In what should come as a boost for the new Narendra Modi government, the Organisation for Economic Cooperation and Development (OECD) says India is the "only major economy" that is projected to see a pick-up in growth momentum.
The Paris-based think-tank saw mixed trends for the developed world, according to its study released on Wednesday.
Most of the major economies, developed and developing, including the United States, Brazil, China and Russia, are expected to witness stable growth momentum. But the indicators point to weak growth in Europe.
The readings for the month of September are based on Composite Leading Indicators (CLI), designed to anticipate turning points in economic activity relative to trend.
"India is the only major economy where the CLI points to a pick-up in growth momentum," OECD said in a statement.
In September, CLI for India touched 99.1, the highest since May this year when it stood at 98.6. In August, it was at 99.

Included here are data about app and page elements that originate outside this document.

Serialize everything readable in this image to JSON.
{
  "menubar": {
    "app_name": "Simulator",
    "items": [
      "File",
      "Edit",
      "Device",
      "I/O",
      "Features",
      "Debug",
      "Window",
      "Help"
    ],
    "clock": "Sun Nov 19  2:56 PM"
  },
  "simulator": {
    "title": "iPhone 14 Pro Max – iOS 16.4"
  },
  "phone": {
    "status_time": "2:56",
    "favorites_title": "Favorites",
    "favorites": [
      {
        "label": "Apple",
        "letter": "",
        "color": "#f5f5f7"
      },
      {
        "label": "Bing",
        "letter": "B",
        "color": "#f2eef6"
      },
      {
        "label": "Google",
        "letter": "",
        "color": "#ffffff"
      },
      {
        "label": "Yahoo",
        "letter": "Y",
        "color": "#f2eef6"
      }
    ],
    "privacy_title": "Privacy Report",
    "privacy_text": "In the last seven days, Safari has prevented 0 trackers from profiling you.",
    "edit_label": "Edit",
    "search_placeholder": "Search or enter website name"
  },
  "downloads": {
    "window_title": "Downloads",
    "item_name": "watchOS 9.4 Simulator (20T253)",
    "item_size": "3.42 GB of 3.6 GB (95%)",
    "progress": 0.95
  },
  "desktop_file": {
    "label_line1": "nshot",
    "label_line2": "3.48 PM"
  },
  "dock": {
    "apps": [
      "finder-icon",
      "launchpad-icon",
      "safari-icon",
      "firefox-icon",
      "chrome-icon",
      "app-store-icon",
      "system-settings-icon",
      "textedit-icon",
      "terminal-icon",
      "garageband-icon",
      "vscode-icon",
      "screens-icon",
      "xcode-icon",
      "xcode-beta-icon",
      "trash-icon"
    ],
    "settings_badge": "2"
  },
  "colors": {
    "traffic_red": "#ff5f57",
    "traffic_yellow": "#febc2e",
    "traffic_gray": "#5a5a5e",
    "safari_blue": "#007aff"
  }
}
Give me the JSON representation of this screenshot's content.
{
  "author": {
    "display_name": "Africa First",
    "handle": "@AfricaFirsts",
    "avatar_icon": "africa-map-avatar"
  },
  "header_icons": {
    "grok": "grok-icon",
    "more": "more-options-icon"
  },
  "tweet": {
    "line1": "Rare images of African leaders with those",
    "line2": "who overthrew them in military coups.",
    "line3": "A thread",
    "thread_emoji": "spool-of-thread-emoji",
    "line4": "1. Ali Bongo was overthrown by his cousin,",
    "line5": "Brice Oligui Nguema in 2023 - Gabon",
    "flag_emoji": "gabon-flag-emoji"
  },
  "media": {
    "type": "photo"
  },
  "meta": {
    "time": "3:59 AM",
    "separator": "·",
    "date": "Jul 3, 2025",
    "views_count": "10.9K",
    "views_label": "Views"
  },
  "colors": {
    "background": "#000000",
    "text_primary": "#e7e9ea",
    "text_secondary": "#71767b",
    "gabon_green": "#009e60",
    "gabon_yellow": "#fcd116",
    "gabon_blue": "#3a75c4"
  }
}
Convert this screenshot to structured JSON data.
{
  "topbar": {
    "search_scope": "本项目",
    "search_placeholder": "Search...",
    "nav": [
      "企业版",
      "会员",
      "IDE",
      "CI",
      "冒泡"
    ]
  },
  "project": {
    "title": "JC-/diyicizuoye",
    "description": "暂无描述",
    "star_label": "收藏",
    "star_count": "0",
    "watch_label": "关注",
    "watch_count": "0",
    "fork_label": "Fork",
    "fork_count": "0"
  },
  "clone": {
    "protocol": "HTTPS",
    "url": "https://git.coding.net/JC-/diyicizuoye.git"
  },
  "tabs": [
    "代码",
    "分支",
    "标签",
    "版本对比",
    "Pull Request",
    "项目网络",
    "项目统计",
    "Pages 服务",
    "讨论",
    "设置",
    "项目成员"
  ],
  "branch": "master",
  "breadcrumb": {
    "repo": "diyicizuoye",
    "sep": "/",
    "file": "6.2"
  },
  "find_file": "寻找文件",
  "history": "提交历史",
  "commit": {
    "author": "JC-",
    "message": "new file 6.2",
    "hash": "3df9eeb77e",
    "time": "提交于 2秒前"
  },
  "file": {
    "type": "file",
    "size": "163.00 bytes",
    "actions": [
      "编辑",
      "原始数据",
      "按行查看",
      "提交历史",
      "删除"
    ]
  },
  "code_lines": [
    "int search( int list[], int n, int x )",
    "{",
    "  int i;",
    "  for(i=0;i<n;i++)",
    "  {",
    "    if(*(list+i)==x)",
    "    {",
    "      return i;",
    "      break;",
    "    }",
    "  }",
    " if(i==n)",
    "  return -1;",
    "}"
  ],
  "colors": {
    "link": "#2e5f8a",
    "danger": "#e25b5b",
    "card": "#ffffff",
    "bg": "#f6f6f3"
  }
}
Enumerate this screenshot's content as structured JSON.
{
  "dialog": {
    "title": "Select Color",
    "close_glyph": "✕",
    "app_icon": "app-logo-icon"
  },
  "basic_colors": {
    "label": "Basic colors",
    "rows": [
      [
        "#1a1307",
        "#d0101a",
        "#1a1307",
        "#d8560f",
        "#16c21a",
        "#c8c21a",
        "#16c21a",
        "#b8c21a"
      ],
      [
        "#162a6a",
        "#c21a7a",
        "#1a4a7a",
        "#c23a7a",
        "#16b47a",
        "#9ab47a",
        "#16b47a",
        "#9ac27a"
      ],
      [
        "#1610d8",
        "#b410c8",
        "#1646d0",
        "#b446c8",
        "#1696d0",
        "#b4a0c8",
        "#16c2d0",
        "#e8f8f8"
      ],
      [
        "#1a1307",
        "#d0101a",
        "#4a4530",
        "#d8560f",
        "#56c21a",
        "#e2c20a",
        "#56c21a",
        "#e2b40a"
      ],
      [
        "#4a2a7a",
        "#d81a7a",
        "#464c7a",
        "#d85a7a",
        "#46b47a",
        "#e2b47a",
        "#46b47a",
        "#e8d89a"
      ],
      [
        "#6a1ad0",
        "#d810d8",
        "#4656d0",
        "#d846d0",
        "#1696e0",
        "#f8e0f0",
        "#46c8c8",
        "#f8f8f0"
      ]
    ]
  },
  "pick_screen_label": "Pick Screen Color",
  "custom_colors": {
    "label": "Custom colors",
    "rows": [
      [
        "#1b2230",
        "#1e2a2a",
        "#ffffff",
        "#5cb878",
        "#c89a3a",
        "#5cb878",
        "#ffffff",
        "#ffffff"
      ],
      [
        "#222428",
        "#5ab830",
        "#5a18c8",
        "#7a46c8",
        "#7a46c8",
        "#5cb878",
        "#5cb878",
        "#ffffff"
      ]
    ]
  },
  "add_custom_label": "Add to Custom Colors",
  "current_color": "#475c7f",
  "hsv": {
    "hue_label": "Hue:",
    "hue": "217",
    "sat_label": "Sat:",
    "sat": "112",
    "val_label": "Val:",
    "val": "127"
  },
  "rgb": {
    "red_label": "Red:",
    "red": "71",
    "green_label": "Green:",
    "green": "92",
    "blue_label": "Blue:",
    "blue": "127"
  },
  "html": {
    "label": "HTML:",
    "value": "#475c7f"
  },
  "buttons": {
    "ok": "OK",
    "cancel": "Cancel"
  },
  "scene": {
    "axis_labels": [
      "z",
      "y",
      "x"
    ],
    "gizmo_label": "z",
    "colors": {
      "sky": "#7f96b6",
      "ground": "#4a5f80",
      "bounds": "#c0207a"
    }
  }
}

Last month, the International Monetary Fund and the World Bank projected 5.6-per cent growth rate for India this year, citing renewed confidence in the market due to a series of economic reforms pursued by the new government. India's economic growth was below 5 per cent in the last two financial years.
The Reserve Bank of India (RBI) forecasts the Indian economy to grow at 5.5 per cent in 2014-15 and at 6.3 per cent in next financial year 2015-16. During the April-August period of 2014-15, industrial output growth as measured by Index of Industrial Production (IIP) was at 2.8 per cent, as against flat production in same period of the previous fiscal.
Earlier this week, minister of state for finance Jayant Sinha expressed confidence that the country's GDP growth would cross 6 per cent in the next financial year (2015-16). OECD said that CLI points to growth losing traction in Japan even though such a trend may be related to one-off factors.
"Within the Euro area, the CLI continues to point to a loss of growth momentum, with stronger signals of a slowdown in the case of Germany and Italy.
''In France, however, the outlook continues to suggest stable growth momentum," the OECD said.